Check each line of the records below and collect those holding "data".

══════════

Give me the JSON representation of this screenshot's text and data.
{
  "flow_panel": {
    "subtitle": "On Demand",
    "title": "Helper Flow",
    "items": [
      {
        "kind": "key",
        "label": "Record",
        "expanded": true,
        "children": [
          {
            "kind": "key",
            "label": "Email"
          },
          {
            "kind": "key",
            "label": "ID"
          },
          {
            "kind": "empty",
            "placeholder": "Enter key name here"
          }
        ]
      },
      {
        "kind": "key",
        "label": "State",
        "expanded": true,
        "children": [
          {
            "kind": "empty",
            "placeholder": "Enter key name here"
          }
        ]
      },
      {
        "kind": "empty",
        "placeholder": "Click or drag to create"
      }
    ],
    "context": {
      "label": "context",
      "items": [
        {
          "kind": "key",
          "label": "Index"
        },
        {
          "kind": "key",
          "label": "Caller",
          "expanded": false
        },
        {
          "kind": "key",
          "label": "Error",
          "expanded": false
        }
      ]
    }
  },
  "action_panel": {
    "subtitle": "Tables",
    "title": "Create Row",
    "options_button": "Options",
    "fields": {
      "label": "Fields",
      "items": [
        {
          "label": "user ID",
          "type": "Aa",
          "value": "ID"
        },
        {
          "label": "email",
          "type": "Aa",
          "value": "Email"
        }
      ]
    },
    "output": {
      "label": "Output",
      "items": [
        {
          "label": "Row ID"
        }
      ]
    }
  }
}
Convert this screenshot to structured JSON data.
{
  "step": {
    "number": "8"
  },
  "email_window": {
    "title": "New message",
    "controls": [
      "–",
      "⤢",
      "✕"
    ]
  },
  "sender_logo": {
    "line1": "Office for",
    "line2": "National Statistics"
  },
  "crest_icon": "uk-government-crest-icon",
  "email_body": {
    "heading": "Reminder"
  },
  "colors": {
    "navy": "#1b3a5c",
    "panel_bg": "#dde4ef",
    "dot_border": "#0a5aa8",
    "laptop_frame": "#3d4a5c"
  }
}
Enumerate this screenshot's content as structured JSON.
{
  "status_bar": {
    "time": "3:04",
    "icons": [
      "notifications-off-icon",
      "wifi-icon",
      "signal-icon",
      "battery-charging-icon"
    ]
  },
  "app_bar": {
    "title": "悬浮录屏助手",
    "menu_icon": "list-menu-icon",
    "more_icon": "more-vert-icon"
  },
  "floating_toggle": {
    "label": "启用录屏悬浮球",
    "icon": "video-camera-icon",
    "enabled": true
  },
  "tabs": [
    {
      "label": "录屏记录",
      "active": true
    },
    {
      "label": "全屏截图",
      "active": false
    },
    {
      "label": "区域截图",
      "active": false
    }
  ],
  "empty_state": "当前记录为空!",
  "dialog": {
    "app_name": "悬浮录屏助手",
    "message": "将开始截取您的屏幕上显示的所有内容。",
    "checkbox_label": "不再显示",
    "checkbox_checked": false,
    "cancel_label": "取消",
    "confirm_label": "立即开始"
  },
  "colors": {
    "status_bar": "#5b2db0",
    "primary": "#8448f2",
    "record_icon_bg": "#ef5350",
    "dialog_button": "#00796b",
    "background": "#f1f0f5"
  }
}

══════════

WRITTEN ANSWER
Give me the JSON representation of this screenshot's text and data.
Convert this screenshot to structured JSON data.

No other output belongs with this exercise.